### Exercise description
Where the word "datetime" occurs in a line of the listing below, copy that line.

### Entries supplied

■ ■ ■

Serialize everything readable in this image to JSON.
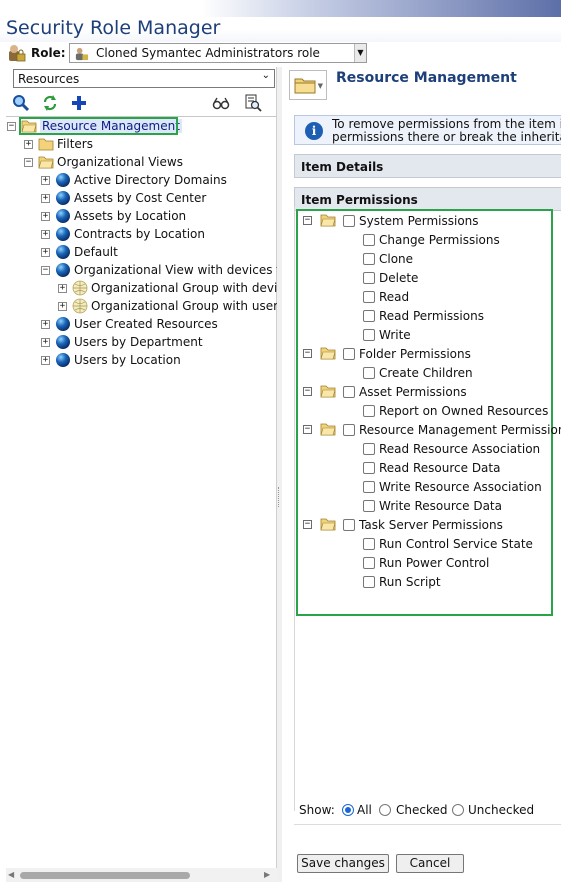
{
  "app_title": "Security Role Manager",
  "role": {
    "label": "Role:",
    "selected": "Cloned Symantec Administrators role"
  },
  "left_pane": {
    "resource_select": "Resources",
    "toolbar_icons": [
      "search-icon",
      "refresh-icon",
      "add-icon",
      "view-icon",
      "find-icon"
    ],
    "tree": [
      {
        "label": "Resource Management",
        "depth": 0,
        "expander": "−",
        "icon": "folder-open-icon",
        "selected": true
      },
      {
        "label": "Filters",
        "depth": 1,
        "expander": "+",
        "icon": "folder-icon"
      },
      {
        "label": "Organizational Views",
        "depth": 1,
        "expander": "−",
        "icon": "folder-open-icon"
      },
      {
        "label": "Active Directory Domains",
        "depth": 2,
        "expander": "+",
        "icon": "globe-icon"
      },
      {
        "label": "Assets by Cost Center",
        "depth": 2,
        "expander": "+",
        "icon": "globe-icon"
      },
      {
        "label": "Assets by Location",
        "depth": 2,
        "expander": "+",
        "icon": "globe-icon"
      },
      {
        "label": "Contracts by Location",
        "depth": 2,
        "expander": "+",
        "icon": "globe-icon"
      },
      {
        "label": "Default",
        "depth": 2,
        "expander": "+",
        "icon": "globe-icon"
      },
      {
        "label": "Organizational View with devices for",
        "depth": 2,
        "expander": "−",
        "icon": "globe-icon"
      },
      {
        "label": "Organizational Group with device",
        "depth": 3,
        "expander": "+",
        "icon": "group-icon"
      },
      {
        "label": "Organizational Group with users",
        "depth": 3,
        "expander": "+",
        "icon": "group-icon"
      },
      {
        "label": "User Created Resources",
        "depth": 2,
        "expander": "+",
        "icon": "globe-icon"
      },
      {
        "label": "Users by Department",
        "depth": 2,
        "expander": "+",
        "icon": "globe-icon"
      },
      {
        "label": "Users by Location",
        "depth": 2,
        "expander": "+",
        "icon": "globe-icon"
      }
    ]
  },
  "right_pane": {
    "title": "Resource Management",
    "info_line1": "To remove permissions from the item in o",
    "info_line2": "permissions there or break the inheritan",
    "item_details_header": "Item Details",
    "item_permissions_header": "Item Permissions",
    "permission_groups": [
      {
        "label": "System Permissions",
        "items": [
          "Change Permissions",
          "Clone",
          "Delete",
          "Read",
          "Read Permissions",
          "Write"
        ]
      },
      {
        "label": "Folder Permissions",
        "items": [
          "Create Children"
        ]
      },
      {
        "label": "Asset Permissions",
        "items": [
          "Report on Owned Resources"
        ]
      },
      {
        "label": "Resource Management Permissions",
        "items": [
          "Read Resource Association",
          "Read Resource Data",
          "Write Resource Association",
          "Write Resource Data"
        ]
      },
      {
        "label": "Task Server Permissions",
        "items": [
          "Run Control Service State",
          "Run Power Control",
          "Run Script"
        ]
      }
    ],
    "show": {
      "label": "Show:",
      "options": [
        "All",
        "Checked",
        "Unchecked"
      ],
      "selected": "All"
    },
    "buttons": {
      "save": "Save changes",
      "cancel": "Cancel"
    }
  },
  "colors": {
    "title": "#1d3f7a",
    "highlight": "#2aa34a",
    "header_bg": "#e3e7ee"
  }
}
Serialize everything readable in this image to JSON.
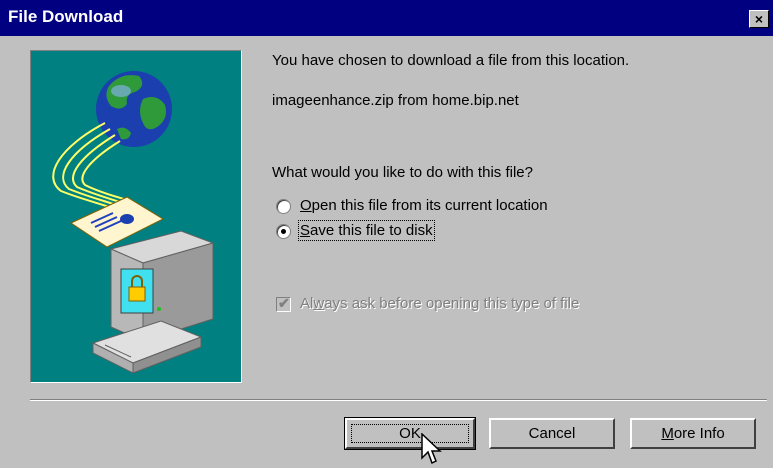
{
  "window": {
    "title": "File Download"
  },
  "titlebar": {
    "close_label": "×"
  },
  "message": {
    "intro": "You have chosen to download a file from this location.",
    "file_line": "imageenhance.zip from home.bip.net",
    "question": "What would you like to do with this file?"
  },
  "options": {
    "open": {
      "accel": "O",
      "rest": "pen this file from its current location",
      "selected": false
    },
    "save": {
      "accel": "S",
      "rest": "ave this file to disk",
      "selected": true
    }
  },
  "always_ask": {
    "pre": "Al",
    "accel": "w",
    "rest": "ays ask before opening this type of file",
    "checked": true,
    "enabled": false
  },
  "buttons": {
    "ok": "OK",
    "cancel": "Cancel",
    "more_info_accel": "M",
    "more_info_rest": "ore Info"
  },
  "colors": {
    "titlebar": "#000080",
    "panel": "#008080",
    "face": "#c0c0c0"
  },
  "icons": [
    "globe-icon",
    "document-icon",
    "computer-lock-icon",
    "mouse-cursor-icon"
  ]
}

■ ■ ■

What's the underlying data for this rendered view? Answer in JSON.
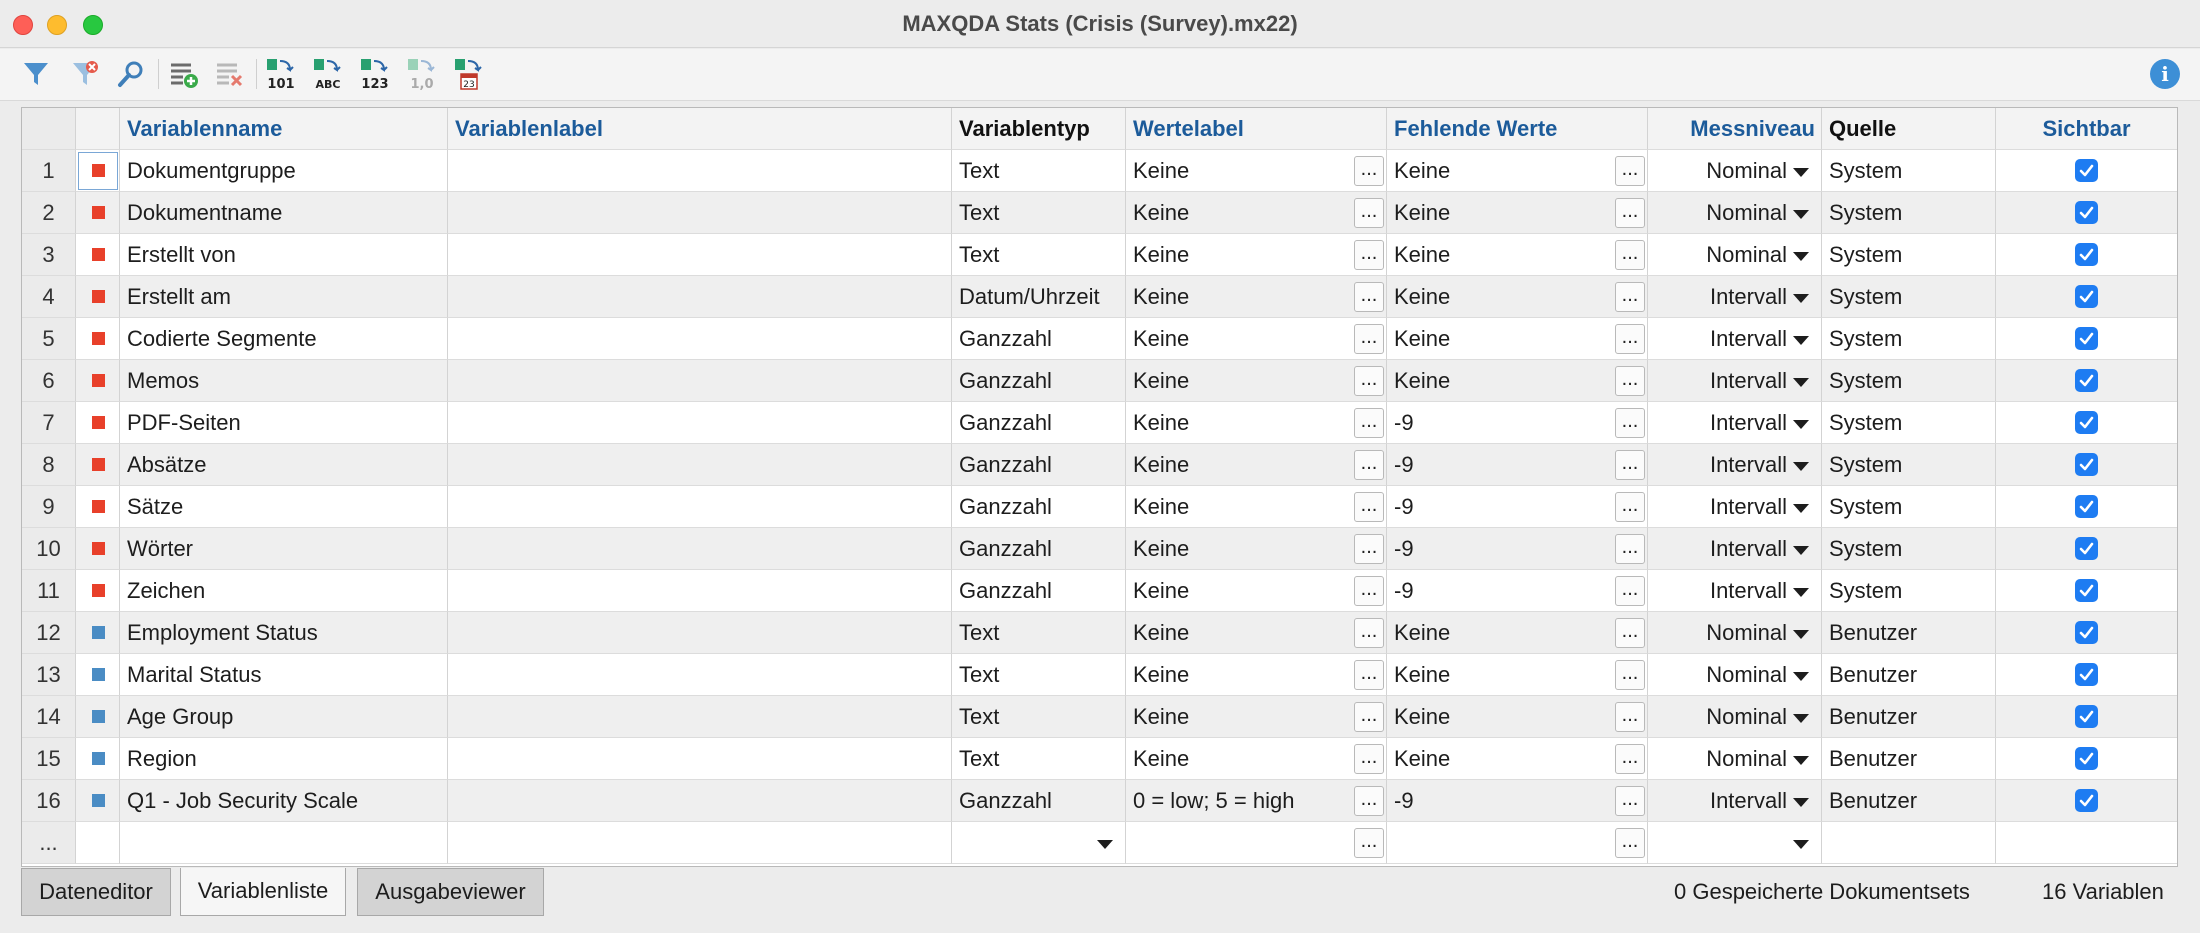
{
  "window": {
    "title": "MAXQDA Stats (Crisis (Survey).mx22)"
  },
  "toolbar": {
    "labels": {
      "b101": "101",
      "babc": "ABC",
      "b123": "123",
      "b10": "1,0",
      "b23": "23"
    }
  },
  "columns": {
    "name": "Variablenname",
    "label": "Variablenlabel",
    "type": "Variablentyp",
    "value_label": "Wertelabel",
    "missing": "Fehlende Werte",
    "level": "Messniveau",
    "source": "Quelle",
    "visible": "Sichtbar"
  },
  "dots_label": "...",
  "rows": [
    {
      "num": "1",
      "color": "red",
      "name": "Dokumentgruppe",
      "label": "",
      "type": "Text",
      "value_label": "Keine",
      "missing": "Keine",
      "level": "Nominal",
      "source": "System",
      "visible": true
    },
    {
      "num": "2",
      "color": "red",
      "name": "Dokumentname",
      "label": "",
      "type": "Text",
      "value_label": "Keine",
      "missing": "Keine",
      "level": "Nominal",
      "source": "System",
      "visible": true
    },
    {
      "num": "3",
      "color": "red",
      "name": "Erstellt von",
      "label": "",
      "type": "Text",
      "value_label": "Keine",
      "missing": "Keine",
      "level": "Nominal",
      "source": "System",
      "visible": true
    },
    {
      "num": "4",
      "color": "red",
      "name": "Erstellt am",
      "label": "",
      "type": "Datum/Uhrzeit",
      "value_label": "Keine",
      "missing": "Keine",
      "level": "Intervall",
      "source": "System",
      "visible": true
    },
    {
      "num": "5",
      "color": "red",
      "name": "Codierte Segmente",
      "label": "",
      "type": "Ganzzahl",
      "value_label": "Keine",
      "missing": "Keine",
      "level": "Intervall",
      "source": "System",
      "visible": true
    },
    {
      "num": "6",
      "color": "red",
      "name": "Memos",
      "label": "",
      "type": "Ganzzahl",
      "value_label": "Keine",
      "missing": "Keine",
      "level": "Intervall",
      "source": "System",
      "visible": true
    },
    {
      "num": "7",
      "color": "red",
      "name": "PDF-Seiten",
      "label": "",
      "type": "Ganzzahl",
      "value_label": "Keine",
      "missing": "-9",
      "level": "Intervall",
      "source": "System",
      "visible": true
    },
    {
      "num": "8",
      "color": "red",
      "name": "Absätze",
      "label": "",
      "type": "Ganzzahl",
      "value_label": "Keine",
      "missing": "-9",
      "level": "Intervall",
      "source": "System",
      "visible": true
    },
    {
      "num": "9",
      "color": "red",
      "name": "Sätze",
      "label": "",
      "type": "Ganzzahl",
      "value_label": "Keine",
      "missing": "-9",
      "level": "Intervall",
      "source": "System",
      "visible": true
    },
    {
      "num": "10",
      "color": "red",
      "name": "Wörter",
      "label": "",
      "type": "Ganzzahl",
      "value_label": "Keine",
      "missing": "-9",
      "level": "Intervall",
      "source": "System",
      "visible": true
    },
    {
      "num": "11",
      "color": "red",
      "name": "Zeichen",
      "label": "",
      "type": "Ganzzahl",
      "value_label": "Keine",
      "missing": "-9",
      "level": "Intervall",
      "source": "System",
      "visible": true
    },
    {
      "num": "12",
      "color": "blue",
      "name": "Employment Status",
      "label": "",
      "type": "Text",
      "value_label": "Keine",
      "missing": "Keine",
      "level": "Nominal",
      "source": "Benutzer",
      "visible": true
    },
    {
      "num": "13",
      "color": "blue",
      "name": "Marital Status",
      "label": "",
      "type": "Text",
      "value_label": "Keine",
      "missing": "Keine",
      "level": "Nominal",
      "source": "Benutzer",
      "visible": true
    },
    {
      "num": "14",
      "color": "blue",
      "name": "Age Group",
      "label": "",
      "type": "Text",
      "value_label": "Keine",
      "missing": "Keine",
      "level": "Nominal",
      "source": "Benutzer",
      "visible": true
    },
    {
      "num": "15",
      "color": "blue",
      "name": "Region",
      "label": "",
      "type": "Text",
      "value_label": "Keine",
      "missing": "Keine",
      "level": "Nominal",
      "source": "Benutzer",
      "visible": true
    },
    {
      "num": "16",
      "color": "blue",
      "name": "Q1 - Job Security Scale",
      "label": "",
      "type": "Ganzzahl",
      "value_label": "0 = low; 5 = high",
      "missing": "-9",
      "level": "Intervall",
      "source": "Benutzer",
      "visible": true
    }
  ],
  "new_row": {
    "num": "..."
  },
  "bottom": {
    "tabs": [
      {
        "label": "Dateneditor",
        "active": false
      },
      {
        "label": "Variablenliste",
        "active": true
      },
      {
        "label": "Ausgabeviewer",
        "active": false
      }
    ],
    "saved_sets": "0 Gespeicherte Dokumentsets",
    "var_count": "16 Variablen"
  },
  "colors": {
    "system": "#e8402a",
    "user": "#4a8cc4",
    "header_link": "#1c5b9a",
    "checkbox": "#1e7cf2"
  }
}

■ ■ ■

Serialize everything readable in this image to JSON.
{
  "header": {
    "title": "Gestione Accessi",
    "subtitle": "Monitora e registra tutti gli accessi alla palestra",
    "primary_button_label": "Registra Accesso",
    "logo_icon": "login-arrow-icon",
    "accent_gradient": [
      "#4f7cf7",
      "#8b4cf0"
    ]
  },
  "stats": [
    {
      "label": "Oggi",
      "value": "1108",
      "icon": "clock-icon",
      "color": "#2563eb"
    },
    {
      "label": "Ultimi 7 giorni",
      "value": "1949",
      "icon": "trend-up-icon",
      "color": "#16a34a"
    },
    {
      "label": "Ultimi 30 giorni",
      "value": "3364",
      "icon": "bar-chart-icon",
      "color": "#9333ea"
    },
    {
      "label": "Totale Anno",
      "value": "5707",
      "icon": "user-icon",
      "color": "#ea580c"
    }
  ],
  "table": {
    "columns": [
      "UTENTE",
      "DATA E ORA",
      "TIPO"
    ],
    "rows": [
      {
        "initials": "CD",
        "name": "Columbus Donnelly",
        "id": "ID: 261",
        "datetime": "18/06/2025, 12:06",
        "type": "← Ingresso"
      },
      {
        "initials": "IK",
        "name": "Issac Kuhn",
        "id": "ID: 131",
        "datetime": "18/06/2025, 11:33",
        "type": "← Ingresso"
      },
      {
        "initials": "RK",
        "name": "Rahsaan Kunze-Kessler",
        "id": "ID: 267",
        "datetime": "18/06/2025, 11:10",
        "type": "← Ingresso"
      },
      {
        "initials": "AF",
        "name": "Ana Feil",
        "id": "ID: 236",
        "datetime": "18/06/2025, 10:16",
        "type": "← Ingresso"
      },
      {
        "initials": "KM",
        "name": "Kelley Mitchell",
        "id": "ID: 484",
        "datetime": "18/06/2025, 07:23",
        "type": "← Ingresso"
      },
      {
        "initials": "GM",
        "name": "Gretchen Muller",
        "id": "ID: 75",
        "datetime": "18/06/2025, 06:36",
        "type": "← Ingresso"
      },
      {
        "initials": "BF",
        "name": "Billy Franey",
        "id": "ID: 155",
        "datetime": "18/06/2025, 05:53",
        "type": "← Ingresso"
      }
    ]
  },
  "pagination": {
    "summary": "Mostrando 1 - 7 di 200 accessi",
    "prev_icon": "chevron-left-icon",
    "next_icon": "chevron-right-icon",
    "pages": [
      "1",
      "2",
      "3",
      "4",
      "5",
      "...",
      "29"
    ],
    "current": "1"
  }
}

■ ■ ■

### The answer
        "datetime": "18/06/2025, 12:06",
        "datetime": "18/06/2025, 11:33",
        "datetime": "18/06/2025, 11:10",
        "datetime": "18/06/2025, 10:16",
        "datetime": "18/06/2025, 07:23",
        "datetime": "18/06/2025, 06:36",
        "datetime": "18/06/2025, 05:53",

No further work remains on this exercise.